Give Now  »

Noon Edition

Infants Get Cues From Adult Eyes

Read on to learn about the possibility that infants are interested in the same things as their parents.

By paying attention to what adults look at, babies begin to learn about language and the emotions of other people. They are taking social cues from their parent by taking note of what objects seem important to its mother or father. Following another person's gaze is not only a crucial component of human social interactions, but it seems to be uniquely human.

Other animals, such as apes, might follow each other's gazes. But it appears they're following head movements but not going on to make inferences the way humans do. In a related study, 14-month old infants not only noticed what adults were looking at, but could distinguish between open eyes and closed, as well eyesight blocked by a cloth. That is, more infants took notice of what the adult was turning toward if that person's eyes were open and uncovered.

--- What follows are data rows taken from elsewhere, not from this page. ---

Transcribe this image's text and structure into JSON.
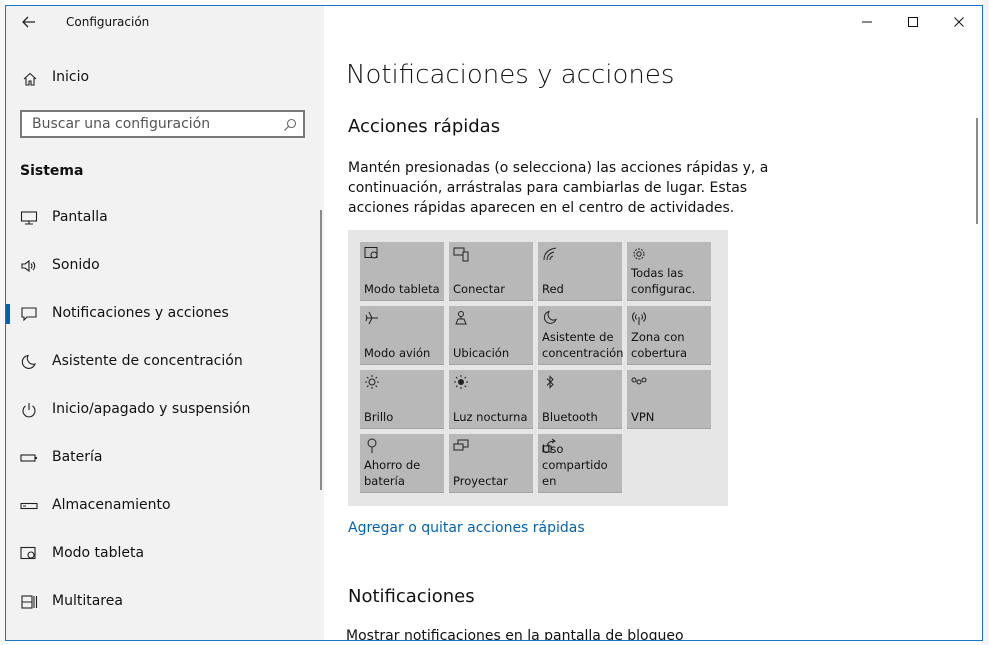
{
  "window": {
    "app_title": "Configuración",
    "controls": [
      "minimize",
      "maximize",
      "close"
    ]
  },
  "sidebar": {
    "home_label": "Inicio",
    "search_placeholder": "Buscar una configuración",
    "section_label": "Sistema",
    "items": [
      {
        "label": "Pantalla",
        "icon": "display-icon"
      },
      {
        "label": "Sonido",
        "icon": "speaker-icon"
      },
      {
        "label": "Notificaciones y acciones",
        "icon": "notification-icon",
        "selected": true
      },
      {
        "label": "Asistente de concentración",
        "icon": "moon-icon"
      },
      {
        "label": "Inicio/apagado y suspensión",
        "icon": "power-icon"
      },
      {
        "label": "Batería",
        "icon": "battery-icon"
      },
      {
        "label": "Almacenamiento",
        "icon": "storage-icon"
      },
      {
        "label": "Modo tableta",
        "icon": "tablet-mode-icon"
      },
      {
        "label": "Multitarea",
        "icon": "multitask-icon"
      }
    ]
  },
  "main": {
    "title": "Notificaciones y acciones",
    "quick_actions": {
      "heading": "Acciones rápidas",
      "description": "Mantén presionadas (o selecciona) las acciones rápidas y, a continuación, arrástralas para cambiarlas de lugar. Estas acciones rápidas aparecen en el centro de actividades.",
      "tiles": [
        {
          "label": "Modo tableta",
          "icon": "tablet-mode-icon"
        },
        {
          "label": "Conectar",
          "icon": "connect-icon"
        },
        {
          "label": "Red",
          "icon": "network-icon"
        },
        {
          "label": "Todas las\nconfigurac.",
          "icon": "gear-icon"
        },
        {
          "label": "Modo avión",
          "icon": "airplane-icon"
        },
        {
          "label": "Ubicación",
          "icon": "location-icon"
        },
        {
          "label": "Asistente de\nconcentración",
          "icon": "moon-icon"
        },
        {
          "label": "Zona con\ncobertura",
          "icon": "hotspot-icon"
        },
        {
          "label": "Brillo",
          "icon": "brightness-icon"
        },
        {
          "label": "Luz nocturna",
          "icon": "night-light-icon"
        },
        {
          "label": "Bluetooth",
          "icon": "bluetooth-icon"
        },
        {
          "label": "VPN",
          "icon": "vpn-icon"
        },
        {
          "label": "Ahorro de\nbatería",
          "icon": "battery-saver-icon"
        },
        {
          "label": "Proyectar",
          "icon": "project-icon"
        },
        {
          "label": "Uso\ncompartido en",
          "icon": "share-icon"
        }
      ],
      "link": "Agregar o quitar acciones rápidas"
    },
    "notifications": {
      "heading": "Notificaciones",
      "partial_text": "Mostrar notificaciones en la pantalla de bloqueo"
    }
  }
}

Support For Indiana Public Media Comes From

About A Moment of Science